About this task
All lines in the material with the string "enable" should be listed.

Source information
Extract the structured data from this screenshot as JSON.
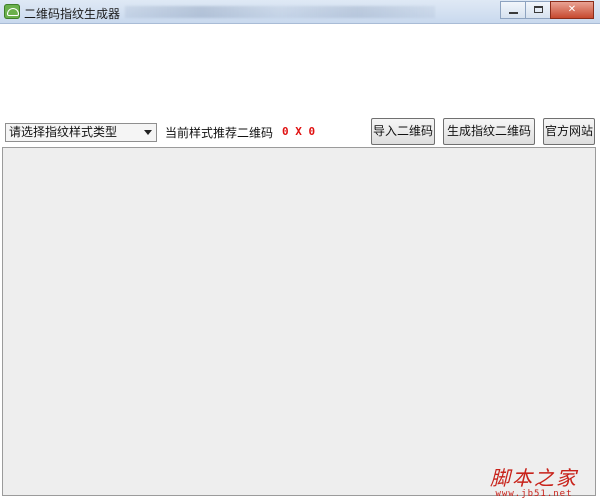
{
  "window": {
    "title": "二维码指纹生成器",
    "controls": {
      "minimize": "",
      "maximize": "",
      "close": "✕"
    }
  },
  "toolbar": {
    "style_select": {
      "value": "请选择指纹样式类型"
    },
    "recommend_label": "当前样式推荐二维码",
    "recommend_value": "0 X 0",
    "import_button": "导入二维码",
    "generate_button": "生成指纹二维码",
    "official_button": "官方网站"
  },
  "watermark": {
    "text": "脚本之家",
    "url": "www.jb51.net"
  },
  "colors": {
    "accent_red": "#e01010",
    "panel_bg": "#eeeeee",
    "titlebar": "#c9d9ee"
  }
}
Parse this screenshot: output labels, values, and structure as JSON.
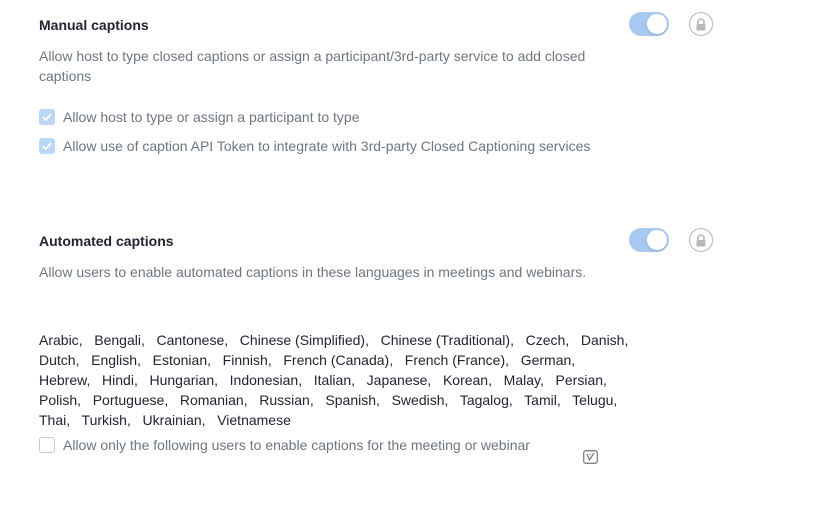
{
  "manual": {
    "title": "Manual captions",
    "description": "Allow host to type closed captions or assign a participant/3rd-party service to add closed captions",
    "toggle_on": true,
    "locked": false,
    "options": [
      {
        "label": "Allow host to type or assign a participant to type",
        "checked": true
      },
      {
        "label": "Allow use of caption API Token to integrate with 3rd-party Closed Captioning services",
        "checked": true
      }
    ]
  },
  "automated": {
    "title": "Automated captions",
    "description": "Allow users to enable automated captions in these languages in meetings and webinars.",
    "toggle_on": true,
    "locked": false,
    "languages": [
      "Arabic",
      "Bengali",
      "Cantonese",
      "Chinese (Simplified)",
      "Chinese (Traditional)",
      "Czech",
      "Danish",
      "Dutch",
      "English",
      "Estonian",
      "Finnish",
      "French (Canada)",
      "French (France)",
      "German",
      "Hebrew",
      "Hindi",
      "Hungarian",
      "Indonesian",
      "Italian",
      "Japanese",
      "Korean",
      "Malay",
      "Persian",
      "Polish",
      "Portuguese",
      "Romanian",
      "Russian",
      "Spanish",
      "Swedish",
      "Tagalog",
      "Tamil",
      "Telugu",
      "Thai",
      "Turkish",
      "Ukrainian",
      "Vietnamese"
    ],
    "restrict_option": {
      "label": "Allow only the following users to enable captions for the meeting or webinar",
      "checked": false
    }
  },
  "colors": {
    "toggle_on": "#a9c8f0",
    "checkbox_checked": "#bcd6f6",
    "muted_text": "#6e7680"
  },
  "icons": {
    "lock": "lock-icon",
    "info": "edit-info-icon"
  }
}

Problem solution
    "description": "Allow users to enable automated captions in these languages in meetings and webinars.",
      "label": "Allow only the following users to enable captions for the meeting or webinar",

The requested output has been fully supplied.